I learned how to make dinner rolls from Mrs. Jensen in 7th grade.
I learned to never add hot liquids ingredients to yeast since hot liquids will kill the yeast’s ability to rise. I wish I could say that I caught on quickly, but I can remember at least two more times after Mrs. Jensen’s baking lesson that I dismissed her wisdom and ended up with rocks instead of rolls.
Mrs. Jensen also taught us to always measure our ingredients away from the bowl so that overflow would not fall into our recipe. I’m sure I’ve broken this rule as well.
I also learned that if you want to be heard, you need to speak up. Today I take these all of these lessons seriously.
Place these ingredients in mixing bowl and allow to sit for about 10 minutes:
- 1/4 cup water at about 110 degrees F
- 2 packages (or 5 teaspoons) yeast
- 1 tablespoon sugar
You should notice a foaminess to the yeast mixture.
Add these ingredients when milk is lukewarm, then mix well:
- 1 cup scalded milk (heat in saucepan just until hot then cool to about 110 degrees)
- 1/2 cup sugar
- 2 teaspoons salt
- 1/4 cup butter
- 2 eggs
Switching to mixer’s kneading attachment, slowly add until dough no longer sticks to sides of bowl:
- 5-6 cups of white flour (no more than 6 cups will be needed)
Knead using the mixer with dough hook for about 5 minutes.
Form dough into a ball, cover and leave to rise in a very warm place. This is especially important during the fall and winter when the weather gets cooler. Allow to rise for about an hour or until double in size.
Punch dough down.
Coat two 9X13 pans or one-half sheet pan with butter or non-stick spray. Form dough into 24 rolls. Leave plenty of space for the rolls to double in size.
Allow rolls to rise for another hour or until double in size. Preheat oven to 350F.
Bake for just 15 minutes. Butter tops when rolls are hot out of the oven.
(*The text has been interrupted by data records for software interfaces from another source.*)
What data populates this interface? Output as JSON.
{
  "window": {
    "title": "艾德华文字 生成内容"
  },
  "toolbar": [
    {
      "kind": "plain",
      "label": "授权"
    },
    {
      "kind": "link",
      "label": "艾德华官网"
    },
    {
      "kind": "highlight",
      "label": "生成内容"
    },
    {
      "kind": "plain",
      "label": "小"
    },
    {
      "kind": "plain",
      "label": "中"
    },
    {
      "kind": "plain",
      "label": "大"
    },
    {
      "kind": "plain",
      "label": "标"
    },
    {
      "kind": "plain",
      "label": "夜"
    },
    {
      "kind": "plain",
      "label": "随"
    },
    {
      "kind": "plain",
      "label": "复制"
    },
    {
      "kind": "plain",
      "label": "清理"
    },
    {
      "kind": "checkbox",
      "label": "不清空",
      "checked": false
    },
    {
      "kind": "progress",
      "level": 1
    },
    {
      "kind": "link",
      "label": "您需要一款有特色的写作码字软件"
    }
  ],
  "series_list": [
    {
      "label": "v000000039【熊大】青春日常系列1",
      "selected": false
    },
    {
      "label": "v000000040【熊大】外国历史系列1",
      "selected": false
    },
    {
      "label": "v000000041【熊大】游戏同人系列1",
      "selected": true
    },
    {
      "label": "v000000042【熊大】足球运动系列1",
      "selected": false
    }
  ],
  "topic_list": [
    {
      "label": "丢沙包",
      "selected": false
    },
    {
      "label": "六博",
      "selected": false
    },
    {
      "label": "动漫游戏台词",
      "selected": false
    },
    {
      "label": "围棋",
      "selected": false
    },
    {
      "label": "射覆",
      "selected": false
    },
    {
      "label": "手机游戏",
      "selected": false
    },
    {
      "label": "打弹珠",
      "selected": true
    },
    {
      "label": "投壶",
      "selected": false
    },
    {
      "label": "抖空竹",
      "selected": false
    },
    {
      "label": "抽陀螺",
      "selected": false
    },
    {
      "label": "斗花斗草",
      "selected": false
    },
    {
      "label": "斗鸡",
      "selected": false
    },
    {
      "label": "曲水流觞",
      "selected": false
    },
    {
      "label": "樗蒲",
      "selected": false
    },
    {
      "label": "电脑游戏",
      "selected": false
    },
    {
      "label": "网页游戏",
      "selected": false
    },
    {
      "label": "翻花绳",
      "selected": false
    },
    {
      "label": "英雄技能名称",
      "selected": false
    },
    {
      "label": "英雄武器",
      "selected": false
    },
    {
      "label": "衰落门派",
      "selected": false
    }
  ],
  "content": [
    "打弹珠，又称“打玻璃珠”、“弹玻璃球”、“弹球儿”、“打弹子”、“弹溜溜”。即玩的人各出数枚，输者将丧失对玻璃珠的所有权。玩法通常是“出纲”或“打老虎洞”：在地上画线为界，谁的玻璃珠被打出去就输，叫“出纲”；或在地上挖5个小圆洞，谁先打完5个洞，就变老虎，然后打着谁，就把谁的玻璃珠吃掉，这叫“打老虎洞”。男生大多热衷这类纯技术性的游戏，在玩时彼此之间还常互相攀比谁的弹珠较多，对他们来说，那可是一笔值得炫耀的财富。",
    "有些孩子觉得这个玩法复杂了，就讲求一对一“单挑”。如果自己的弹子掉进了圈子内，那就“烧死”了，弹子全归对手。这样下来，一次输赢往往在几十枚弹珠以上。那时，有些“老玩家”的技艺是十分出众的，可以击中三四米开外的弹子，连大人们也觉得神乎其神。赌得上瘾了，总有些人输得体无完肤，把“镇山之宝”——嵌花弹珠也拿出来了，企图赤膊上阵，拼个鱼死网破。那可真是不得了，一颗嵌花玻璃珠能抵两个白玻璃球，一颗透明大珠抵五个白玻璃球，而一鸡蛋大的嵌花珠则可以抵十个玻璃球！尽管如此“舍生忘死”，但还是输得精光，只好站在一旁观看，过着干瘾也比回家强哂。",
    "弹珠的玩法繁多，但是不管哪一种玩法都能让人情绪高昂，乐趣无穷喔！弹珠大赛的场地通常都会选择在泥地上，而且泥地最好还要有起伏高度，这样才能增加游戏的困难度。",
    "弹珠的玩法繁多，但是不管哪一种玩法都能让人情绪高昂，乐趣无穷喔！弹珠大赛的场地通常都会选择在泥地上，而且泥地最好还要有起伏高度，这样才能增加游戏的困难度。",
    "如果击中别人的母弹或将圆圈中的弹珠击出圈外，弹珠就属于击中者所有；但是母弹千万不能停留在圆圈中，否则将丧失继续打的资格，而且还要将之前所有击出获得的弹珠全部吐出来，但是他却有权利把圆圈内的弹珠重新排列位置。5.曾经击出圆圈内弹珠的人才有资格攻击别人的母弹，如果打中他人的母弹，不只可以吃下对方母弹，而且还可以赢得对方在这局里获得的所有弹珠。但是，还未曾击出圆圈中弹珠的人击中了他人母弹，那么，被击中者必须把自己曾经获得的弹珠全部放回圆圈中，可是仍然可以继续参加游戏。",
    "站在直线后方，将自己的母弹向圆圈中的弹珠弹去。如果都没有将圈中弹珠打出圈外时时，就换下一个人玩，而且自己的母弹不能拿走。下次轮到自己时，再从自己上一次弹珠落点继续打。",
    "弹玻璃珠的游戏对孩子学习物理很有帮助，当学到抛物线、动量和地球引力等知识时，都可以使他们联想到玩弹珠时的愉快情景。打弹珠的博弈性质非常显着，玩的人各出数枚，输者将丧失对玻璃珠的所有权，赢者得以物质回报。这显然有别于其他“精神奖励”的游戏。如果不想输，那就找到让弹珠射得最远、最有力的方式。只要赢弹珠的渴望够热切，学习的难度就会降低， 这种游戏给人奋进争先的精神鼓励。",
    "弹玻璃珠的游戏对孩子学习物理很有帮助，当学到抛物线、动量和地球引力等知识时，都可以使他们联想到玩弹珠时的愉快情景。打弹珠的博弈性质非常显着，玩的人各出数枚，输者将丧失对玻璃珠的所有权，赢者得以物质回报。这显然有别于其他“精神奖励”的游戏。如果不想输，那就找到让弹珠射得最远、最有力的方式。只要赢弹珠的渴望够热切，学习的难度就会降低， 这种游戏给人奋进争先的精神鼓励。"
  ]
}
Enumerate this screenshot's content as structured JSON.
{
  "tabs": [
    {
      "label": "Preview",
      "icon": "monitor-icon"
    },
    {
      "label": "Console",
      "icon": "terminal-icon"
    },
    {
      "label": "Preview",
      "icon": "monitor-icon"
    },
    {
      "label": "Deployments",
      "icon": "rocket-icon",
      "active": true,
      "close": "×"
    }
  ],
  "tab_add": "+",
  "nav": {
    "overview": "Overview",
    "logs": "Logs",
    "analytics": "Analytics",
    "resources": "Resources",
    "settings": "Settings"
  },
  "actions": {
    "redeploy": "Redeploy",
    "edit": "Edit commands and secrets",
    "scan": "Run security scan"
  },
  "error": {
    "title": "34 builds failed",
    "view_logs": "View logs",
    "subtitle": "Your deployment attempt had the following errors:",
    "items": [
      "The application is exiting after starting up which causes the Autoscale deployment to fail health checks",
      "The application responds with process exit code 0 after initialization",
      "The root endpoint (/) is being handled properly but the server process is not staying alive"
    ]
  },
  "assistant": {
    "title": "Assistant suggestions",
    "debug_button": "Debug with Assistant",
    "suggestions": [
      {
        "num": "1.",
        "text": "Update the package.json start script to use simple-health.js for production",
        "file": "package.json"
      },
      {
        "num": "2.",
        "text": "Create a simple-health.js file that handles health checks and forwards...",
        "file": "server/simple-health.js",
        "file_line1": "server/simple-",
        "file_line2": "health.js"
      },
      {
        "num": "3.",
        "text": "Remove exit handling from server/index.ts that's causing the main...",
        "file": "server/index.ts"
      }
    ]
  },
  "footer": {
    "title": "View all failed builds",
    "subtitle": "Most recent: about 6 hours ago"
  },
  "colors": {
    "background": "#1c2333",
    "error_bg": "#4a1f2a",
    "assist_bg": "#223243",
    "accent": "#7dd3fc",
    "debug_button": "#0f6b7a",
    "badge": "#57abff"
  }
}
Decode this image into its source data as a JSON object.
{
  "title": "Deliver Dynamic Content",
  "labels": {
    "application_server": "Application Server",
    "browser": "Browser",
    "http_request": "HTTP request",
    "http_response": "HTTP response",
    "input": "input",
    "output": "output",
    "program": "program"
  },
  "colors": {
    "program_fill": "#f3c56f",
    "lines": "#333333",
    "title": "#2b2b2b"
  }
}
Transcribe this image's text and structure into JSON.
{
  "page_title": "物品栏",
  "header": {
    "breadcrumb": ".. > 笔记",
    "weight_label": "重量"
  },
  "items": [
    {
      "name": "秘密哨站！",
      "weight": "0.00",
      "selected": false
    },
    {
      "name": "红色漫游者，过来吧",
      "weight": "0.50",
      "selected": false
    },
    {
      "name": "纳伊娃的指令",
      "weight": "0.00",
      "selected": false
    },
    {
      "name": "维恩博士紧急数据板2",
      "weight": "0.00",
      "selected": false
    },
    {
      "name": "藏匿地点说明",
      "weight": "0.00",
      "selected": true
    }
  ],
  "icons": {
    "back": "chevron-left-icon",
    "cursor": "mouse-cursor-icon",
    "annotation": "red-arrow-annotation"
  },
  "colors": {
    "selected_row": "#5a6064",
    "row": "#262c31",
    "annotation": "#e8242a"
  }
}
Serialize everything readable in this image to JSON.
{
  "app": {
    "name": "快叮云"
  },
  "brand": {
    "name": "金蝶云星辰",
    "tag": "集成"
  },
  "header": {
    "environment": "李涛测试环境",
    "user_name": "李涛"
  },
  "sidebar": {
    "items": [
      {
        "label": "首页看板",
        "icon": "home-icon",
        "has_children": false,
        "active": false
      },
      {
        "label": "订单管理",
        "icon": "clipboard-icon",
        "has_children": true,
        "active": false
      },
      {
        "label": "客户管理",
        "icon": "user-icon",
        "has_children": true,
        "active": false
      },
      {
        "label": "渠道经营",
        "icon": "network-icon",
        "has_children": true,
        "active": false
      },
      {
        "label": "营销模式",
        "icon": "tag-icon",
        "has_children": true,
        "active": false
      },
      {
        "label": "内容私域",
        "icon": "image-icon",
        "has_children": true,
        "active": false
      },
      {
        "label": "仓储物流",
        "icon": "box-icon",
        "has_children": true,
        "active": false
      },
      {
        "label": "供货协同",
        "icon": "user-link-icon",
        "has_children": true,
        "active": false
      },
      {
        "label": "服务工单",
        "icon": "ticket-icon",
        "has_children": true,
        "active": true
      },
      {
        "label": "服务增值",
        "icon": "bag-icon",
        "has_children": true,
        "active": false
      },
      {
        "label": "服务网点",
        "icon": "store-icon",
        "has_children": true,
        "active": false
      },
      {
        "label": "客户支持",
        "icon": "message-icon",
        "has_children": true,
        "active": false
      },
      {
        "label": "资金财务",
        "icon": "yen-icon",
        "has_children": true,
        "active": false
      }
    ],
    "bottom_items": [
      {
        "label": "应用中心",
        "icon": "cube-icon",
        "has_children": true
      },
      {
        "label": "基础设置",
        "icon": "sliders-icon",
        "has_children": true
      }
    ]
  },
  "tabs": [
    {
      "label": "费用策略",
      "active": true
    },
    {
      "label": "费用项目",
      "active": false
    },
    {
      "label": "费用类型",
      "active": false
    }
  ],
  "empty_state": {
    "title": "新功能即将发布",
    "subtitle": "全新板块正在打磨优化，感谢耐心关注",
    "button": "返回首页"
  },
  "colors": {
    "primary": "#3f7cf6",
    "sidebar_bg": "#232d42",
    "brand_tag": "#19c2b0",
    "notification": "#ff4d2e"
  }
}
Perfect for a family dinner and even to make sandwiches with leftovers. On second thought, you may need to double this recipe.